What do Babe Ruth, Reggie Jackson, Sammy Sosa and Mickey Mantle have in common? As you likely guessed, they were all horrible baseball players. Yup – some of the most inept batters you’ll find in baseball history. Complete and utter losers, really. At least that’s the impression one might get when you see their names included among the batters with the most strikeouts. (Reggie Jackson holds the dubious honor as the #1 strikeout batter in history, having struck out 2,597 times at bat.) Of course, you know the punch line. They were also some of the top hitters to grace the game.
Creativity, Inc: Overcoming the Unseen Forces That Stand in the Way of True Inspiration, is one of my top business book recommendations of the year so far. (Check it out at Shop at Amazon.ca!) It’s a rollicking trip through the inner workings of Pixar Studios, including the role Steve Jobs played in shaping the company, how the company uses its Brain Trust to drive innovation, and its “plussing” approach to building a more creative, not to mention, fun culture. From Toy Story to Up, the lessons learned from the making of each and every Pixar animated film are as insightful as they are entertaining.
An interesting infographic summarizes five steps into being more creative and some specific techniques for boosting creativity at work.
Researchers at Harvard University found that employees are far more inclined to speak up and offer solutions when organizations launch information campaigns aimed at improving processes. Making it easy for employees to communicate ideas also helps improve the number of suggestions brought forth. The CEO of Rosenbluth International made it easy by creating a special 800 number voice-mail suggestion box where employees could submit ideas, concerns or praise directly to him. A CEO of Cinergy held regular “Listening Meetings” to hear employees’ concerns and ideas without interference.

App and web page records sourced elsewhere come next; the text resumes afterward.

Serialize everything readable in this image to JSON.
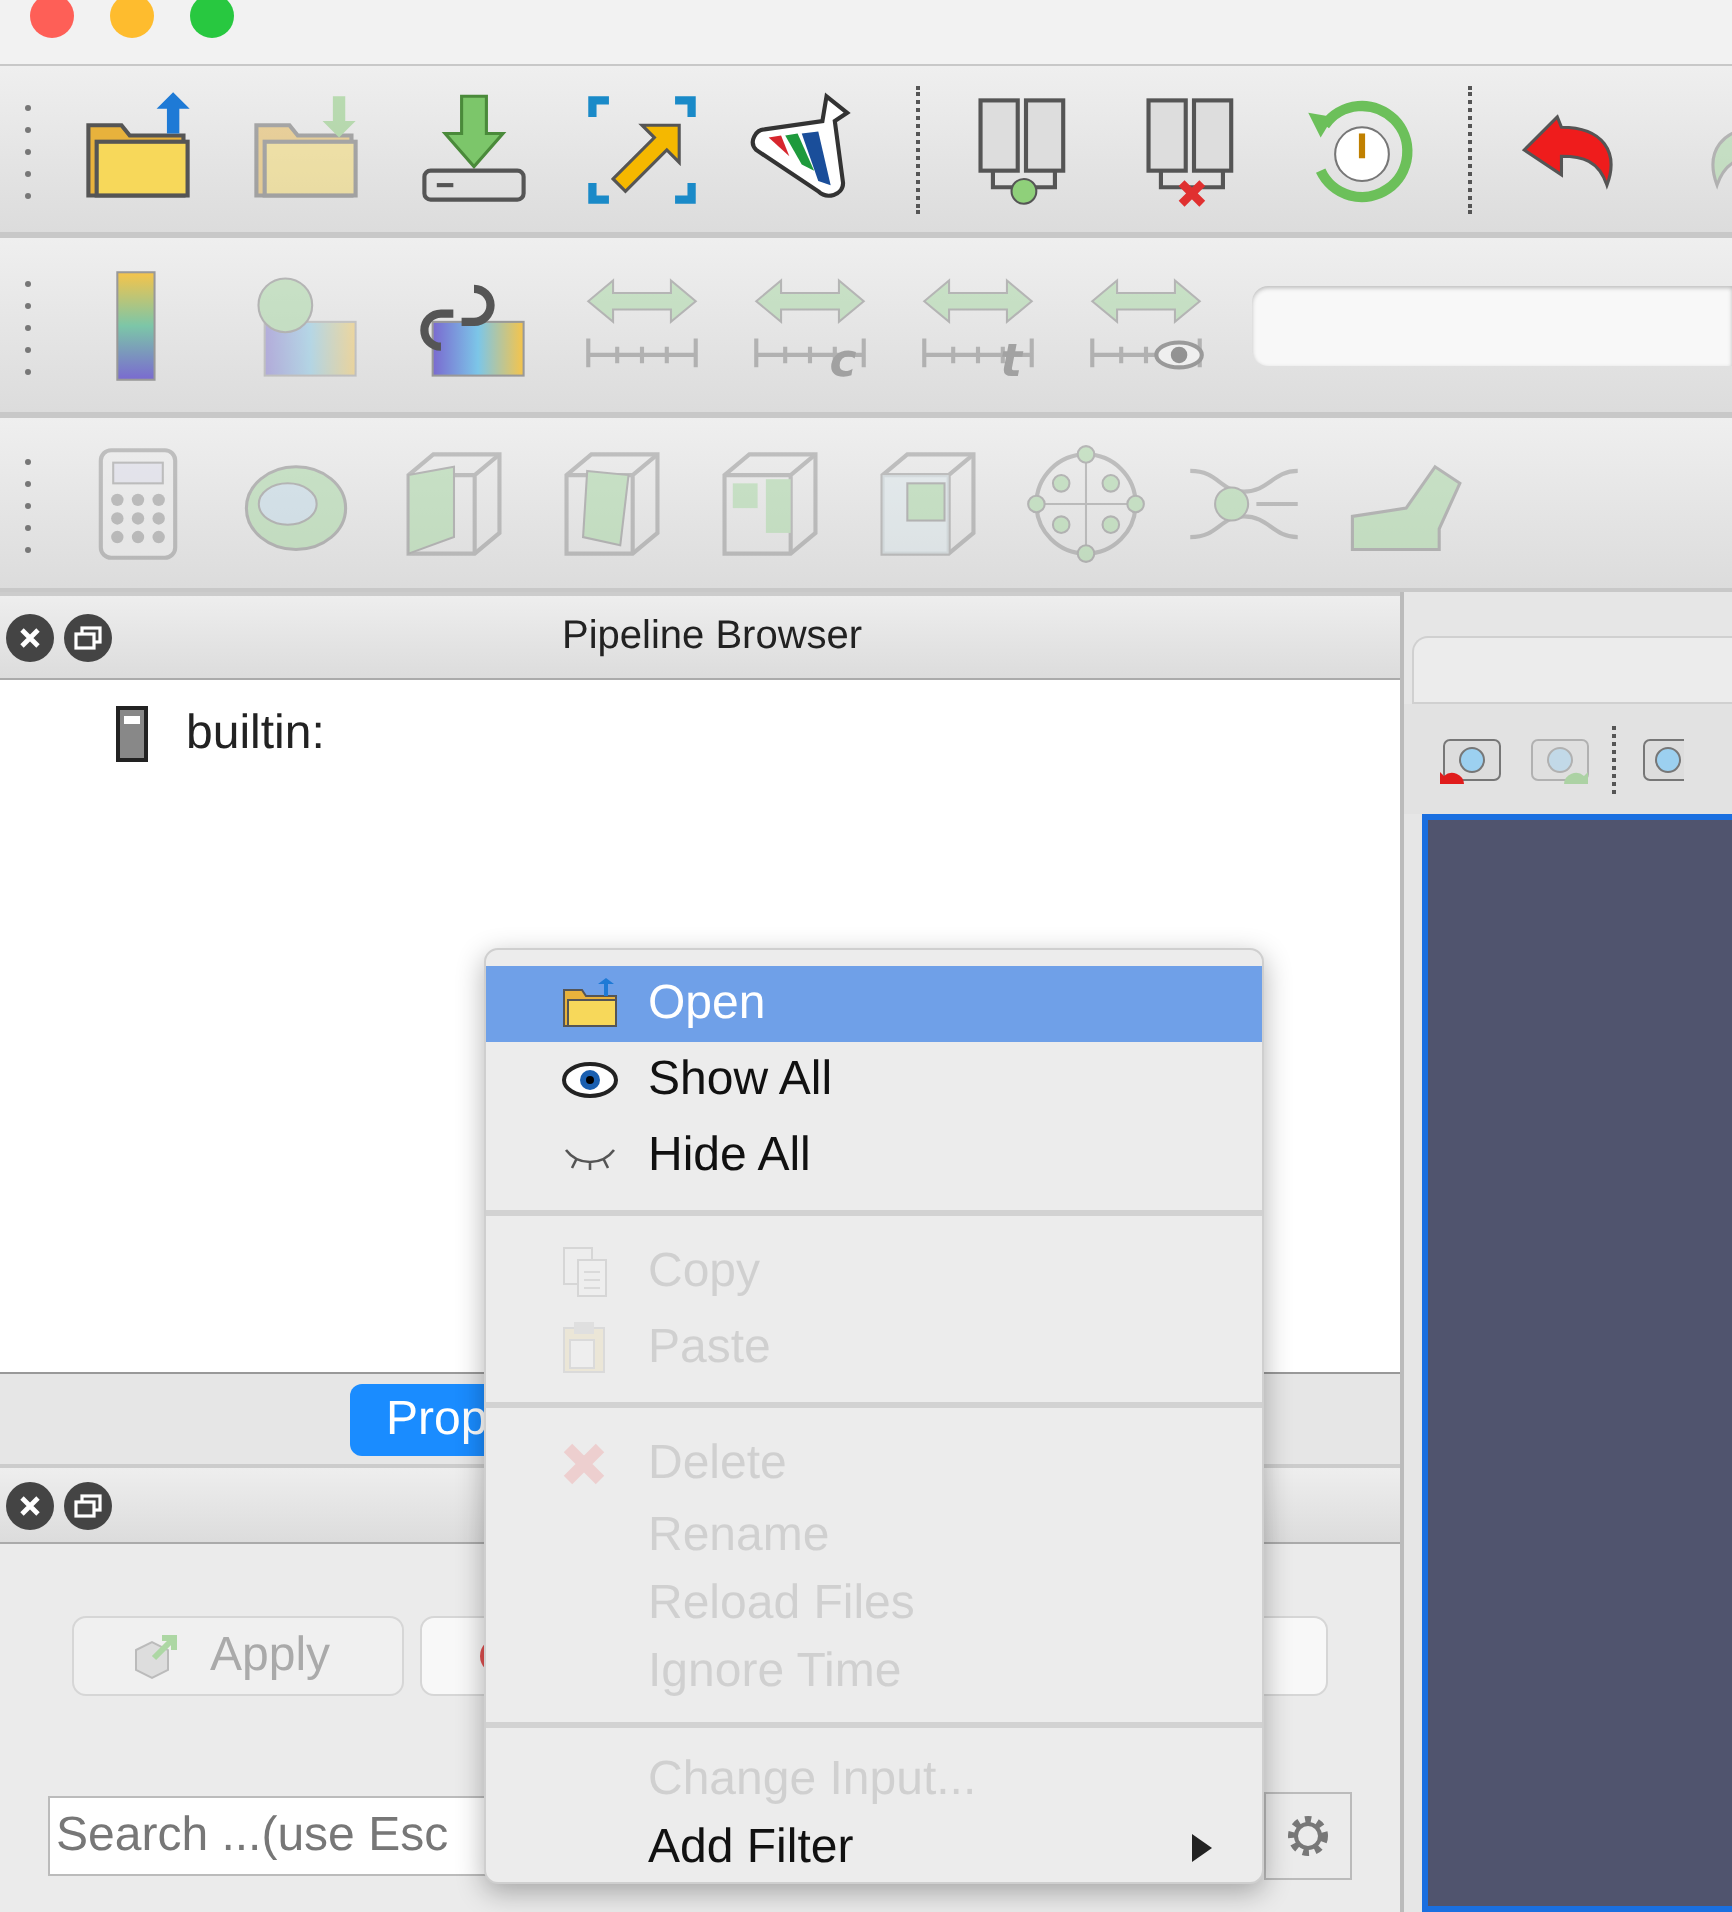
{
  "toolbars": [
    {
      "items": [
        {
          "kind": "open",
          "disabled": false
        },
        {
          "kind": "save",
          "disabled": true
        },
        {
          "kind": "download",
          "disabled": false
        },
        {
          "kind": "select",
          "disabled": false
        },
        {
          "kind": "flask",
          "disabled": false
        },
        {
          "kind": "separator"
        },
        {
          "kind": "connect",
          "disabled": false
        },
        {
          "kind": "disconnect",
          "disabled": false
        },
        {
          "kind": "timer",
          "disabled": false
        },
        {
          "kind": "separator"
        },
        {
          "kind": "undo",
          "disabled": false
        },
        {
          "kind": "redo",
          "disabled": true
        }
      ]
    },
    {
      "items": [
        {
          "kind": "colorbar",
          "disabled": false
        },
        {
          "kind": "legend",
          "disabled": true
        },
        {
          "kind": "link",
          "disabled": false
        },
        {
          "kind": "range",
          "disabled": true
        },
        {
          "kind": "range",
          "disabled": true,
          "badge": "c"
        },
        {
          "kind": "range",
          "disabled": true,
          "badge": "t"
        },
        {
          "kind": "range-eye",
          "disabled": true
        }
      ]
    },
    {
      "items": [
        {
          "kind": "calculator",
          "disabled": true
        },
        {
          "kind": "contour",
          "disabled": true
        },
        {
          "kind": "clip",
          "disabled": true
        },
        {
          "kind": "slice",
          "disabled": true
        },
        {
          "kind": "threshold",
          "disabled": true
        },
        {
          "kind": "subset",
          "disabled": true
        },
        {
          "kind": "glyph",
          "disabled": true
        },
        {
          "kind": "stream",
          "disabled": true
        },
        {
          "kind": "warp",
          "disabled": true
        }
      ]
    }
  ],
  "pipeline_browser": {
    "title": "Pipeline Browser",
    "items": [
      {
        "label": "builtin:"
      }
    ]
  },
  "properties": {
    "tabs": [
      {
        "label": "Prop",
        "selected": true
      }
    ],
    "buttons": [
      {
        "label": "Apply",
        "disabled": true
      }
    ],
    "search": {
      "placeholder": "Search ...(use Esc"
    }
  },
  "context_menu": {
    "items": [
      {
        "kind": "open",
        "label": "Open",
        "selected": true,
        "disabled": false
      },
      {
        "kind": "show",
        "label": "Show All",
        "selected": false,
        "disabled": false
      },
      {
        "kind": "hide",
        "label": "Hide All",
        "selected": false,
        "disabled": false
      },
      {
        "kind": "separator"
      },
      {
        "kind": "copy",
        "label": "Copy",
        "selected": false,
        "disabled": true
      },
      {
        "kind": "paste",
        "label": "Paste",
        "selected": false,
        "disabled": true
      },
      {
        "kind": "separator"
      },
      {
        "kind": "delete",
        "label": "Delete",
        "selected": false,
        "disabled": true
      },
      {
        "kind": "plain",
        "label": "Rename",
        "selected": false,
        "disabled": true
      },
      {
        "kind": "plain",
        "label": "Reload Files",
        "selected": false,
        "disabled": true
      },
      {
        "kind": "plain",
        "label": "Ignore Time",
        "selected": false,
        "disabled": true
      },
      {
        "kind": "separator"
      },
      {
        "kind": "plain",
        "label": "Change Input...",
        "selected": false,
        "disabled": true
      },
      {
        "kind": "submenu",
        "label": "Add Filter",
        "selected": false,
        "disabled": false
      }
    ]
  }
}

I was the closing keynote speaker at an event recently, and, as I typically do, I sat in on the presentations prior to mine.
When I was a kid, I used to get Guy Lafleur and Gordie Howe to come and play street hockey with my team. I was, of course, roundly criticized for bringing in outside ringers.
Southwest Airlines has a “Walk-a-Mile” program where employees
can sign up to work a day in a totally different department.
Many organizations have such programs, and find tremendous value
Not only do swap days help employees develop new skills and
clarify different career …
I just finished reading Tina Fey’s hilarious autobiography “Bossypants,” in which she includes a sidebar talking about her life lessons she learned from doing theater improv.